Reply with only a number, the count of lines in the listing that include the word "consectetur".

- - - -

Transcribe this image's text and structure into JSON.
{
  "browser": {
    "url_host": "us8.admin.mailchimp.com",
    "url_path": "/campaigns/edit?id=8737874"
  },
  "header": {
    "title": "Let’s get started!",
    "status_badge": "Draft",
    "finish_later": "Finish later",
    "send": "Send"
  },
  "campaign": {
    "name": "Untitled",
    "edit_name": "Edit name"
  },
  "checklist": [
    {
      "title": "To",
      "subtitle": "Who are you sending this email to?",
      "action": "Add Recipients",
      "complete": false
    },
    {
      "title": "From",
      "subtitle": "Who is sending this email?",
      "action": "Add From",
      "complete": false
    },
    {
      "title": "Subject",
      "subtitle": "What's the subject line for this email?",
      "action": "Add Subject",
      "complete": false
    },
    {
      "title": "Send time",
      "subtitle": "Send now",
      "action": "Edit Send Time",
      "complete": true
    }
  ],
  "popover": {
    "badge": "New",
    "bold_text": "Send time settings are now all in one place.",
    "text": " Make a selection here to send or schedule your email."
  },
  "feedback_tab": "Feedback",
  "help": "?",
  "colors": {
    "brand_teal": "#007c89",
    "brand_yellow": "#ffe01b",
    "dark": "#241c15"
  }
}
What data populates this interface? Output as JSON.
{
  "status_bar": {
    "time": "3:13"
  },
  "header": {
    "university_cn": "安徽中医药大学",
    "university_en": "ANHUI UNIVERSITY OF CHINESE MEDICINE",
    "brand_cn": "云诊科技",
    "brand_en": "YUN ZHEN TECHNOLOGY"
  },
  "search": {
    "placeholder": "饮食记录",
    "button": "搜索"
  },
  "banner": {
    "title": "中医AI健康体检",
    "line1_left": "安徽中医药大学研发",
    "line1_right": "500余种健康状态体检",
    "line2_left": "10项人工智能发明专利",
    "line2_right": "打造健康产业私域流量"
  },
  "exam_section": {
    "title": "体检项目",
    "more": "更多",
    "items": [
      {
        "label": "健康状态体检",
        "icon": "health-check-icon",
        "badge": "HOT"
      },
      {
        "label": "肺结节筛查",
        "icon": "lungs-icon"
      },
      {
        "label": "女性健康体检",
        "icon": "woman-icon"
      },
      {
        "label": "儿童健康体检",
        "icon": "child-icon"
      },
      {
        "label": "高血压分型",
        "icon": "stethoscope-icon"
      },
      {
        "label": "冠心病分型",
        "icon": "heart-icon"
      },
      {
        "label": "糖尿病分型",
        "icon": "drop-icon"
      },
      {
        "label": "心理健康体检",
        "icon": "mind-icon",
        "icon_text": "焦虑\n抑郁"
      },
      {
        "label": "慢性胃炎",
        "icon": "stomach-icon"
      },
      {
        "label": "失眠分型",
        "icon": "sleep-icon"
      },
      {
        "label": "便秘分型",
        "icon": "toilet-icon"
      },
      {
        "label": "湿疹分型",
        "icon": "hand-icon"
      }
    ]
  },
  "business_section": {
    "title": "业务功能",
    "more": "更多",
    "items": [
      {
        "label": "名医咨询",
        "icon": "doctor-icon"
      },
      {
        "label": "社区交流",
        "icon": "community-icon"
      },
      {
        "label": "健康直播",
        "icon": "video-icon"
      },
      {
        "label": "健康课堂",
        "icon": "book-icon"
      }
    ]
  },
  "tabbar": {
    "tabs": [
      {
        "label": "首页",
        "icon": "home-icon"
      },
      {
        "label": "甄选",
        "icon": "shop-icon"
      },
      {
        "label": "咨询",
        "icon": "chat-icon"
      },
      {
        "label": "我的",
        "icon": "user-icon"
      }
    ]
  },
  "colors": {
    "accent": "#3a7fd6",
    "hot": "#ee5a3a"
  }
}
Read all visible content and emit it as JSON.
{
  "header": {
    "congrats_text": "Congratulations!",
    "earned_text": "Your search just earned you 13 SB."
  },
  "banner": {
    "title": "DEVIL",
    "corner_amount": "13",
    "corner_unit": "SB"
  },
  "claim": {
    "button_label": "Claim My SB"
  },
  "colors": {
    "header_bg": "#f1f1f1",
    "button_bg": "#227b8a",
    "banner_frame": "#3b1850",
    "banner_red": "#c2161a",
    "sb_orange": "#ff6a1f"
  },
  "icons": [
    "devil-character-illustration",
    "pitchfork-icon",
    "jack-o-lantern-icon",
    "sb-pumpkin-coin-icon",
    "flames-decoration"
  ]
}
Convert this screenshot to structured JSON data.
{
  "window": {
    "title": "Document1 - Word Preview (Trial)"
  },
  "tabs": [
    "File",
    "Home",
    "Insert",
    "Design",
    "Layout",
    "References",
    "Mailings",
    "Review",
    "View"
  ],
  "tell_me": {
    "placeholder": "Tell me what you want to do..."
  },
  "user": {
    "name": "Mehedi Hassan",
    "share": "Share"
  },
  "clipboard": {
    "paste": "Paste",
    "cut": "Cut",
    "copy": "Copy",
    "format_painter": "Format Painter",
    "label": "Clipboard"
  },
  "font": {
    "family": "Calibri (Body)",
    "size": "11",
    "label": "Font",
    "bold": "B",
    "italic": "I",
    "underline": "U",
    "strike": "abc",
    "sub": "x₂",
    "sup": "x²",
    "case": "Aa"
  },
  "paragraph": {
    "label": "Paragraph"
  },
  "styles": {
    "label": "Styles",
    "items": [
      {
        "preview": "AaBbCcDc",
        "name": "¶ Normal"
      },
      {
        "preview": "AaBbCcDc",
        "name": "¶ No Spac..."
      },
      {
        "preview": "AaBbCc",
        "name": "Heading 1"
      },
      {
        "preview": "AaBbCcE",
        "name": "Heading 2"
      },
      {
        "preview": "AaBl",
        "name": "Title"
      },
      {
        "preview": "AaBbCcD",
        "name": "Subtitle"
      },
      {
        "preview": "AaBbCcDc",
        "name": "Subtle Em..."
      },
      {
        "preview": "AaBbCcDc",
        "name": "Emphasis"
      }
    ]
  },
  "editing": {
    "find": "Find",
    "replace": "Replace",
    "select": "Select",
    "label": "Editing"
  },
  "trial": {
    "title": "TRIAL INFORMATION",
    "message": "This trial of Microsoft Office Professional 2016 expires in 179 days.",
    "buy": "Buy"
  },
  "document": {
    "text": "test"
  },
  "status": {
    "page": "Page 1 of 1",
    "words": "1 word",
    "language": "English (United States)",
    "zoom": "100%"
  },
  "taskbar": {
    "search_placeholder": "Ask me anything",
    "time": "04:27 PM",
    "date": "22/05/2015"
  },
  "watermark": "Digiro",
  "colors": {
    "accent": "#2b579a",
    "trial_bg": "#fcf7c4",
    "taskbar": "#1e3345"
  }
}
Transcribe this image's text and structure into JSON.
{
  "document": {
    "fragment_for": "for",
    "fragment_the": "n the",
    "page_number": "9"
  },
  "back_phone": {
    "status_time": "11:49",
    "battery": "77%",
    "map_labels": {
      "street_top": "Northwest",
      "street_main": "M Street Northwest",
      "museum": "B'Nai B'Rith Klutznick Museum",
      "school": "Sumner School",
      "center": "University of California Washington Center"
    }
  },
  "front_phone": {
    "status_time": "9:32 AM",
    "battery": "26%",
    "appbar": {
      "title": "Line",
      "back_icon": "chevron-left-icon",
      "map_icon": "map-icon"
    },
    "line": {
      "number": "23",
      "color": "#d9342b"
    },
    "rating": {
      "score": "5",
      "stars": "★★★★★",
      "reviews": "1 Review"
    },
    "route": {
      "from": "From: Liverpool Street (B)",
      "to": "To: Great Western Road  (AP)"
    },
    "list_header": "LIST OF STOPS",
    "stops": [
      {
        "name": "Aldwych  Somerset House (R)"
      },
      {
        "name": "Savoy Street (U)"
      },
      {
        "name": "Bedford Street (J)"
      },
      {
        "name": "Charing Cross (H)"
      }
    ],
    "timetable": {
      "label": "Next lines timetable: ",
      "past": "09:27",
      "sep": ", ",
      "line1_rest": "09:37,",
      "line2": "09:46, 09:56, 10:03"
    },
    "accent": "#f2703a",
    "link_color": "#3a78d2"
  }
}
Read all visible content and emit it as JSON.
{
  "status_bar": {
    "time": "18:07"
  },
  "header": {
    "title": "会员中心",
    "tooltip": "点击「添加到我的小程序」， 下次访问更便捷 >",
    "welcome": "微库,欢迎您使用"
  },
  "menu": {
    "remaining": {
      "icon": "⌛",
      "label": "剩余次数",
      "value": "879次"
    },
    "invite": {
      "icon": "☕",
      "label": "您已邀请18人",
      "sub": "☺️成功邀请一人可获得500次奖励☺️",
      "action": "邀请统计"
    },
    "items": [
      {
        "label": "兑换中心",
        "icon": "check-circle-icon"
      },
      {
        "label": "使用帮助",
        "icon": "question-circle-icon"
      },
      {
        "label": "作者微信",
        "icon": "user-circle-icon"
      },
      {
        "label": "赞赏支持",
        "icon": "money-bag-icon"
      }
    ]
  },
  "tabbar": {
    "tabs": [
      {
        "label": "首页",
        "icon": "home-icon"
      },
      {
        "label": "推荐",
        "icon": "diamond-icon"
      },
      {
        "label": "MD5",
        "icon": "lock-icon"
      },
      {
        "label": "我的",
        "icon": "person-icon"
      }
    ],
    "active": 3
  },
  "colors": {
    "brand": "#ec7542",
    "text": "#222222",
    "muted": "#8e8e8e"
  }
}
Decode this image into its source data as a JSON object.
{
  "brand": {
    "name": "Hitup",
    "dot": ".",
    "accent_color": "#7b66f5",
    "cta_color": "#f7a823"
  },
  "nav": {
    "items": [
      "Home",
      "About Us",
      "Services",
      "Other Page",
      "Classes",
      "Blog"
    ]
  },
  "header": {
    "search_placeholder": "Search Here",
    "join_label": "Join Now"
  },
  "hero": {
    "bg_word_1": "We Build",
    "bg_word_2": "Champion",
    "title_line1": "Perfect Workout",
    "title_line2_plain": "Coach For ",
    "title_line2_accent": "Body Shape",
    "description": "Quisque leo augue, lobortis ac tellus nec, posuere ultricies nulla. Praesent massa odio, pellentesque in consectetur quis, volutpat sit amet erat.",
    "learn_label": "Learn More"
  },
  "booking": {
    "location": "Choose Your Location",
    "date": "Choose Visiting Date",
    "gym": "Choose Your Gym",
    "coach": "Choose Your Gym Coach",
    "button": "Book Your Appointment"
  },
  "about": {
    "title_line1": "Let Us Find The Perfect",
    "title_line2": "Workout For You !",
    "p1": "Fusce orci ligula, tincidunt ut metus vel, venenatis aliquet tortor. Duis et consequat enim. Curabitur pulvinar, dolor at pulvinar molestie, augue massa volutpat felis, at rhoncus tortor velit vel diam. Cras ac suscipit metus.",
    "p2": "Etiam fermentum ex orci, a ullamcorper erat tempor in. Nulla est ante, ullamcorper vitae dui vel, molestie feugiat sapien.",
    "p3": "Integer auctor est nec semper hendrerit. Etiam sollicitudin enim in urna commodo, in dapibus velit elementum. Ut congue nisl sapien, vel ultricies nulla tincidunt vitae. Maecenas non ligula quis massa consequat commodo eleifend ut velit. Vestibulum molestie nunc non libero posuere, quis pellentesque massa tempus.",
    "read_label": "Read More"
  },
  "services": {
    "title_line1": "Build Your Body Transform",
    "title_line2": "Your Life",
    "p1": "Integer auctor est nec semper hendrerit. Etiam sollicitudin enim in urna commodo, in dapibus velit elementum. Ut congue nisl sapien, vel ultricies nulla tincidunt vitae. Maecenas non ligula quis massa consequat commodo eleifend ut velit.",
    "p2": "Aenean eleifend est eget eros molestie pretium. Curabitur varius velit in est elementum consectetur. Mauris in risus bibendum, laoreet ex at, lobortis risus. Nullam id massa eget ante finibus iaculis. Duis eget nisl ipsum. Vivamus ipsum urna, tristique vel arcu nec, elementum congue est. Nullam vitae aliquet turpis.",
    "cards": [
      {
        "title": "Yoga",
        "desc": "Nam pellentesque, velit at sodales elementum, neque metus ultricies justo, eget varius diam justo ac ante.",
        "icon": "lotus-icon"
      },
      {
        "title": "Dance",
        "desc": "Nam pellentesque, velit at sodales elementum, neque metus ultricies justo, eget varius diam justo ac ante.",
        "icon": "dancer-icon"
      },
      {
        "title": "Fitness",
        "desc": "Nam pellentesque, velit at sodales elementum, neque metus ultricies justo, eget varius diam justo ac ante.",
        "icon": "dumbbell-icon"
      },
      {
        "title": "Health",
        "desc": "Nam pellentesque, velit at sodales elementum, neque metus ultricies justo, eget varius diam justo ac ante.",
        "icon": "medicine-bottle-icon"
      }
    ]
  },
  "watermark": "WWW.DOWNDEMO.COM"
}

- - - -

→ EXERCISE RESPONSE:
2